- [REQUIREMENT]:
Below are the records; copy out every line that holds the word "Screen".

- [ENTRIES SUPPLIED]:
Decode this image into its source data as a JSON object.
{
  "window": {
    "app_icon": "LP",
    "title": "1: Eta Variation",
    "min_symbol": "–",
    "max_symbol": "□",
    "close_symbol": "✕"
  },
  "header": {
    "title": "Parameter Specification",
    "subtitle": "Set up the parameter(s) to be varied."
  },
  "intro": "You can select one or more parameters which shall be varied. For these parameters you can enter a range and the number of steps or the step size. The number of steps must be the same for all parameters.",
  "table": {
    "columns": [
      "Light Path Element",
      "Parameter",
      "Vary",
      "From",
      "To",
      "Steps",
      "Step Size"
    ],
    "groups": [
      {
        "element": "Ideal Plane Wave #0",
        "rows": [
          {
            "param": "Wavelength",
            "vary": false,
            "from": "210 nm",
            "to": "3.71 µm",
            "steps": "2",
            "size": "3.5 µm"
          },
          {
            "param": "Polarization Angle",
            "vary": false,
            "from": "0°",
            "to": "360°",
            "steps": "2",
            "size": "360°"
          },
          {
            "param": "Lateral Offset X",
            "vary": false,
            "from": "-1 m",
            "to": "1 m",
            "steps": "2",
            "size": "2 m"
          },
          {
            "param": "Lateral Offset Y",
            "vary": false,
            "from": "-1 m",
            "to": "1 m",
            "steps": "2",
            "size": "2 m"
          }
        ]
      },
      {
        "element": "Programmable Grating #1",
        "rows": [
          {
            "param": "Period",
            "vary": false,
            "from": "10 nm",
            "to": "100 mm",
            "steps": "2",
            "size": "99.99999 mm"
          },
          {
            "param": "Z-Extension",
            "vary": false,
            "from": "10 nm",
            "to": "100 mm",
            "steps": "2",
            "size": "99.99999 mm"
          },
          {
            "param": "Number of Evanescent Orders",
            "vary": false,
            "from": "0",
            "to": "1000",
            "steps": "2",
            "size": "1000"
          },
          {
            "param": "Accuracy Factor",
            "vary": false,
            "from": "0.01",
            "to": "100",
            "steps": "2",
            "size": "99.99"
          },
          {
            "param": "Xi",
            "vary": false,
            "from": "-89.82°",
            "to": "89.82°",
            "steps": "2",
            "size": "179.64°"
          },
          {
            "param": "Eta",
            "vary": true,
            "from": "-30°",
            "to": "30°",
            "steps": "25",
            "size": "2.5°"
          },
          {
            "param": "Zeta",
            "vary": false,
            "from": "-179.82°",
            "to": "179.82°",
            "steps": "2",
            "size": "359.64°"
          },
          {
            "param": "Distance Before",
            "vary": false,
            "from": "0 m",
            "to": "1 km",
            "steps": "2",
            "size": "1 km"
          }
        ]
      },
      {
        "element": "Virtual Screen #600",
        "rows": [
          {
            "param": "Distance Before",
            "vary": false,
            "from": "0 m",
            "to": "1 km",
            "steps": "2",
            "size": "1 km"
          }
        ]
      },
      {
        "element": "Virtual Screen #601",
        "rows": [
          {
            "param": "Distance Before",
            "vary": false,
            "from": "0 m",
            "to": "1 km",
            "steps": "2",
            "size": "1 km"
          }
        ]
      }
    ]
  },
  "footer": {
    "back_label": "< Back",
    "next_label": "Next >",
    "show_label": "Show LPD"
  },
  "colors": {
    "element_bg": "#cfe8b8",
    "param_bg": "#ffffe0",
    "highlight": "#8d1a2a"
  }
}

- [EXERCISE OUTPUT]:
        "element": "Virtual Screen #600",
        "element": "Virtual Screen #601",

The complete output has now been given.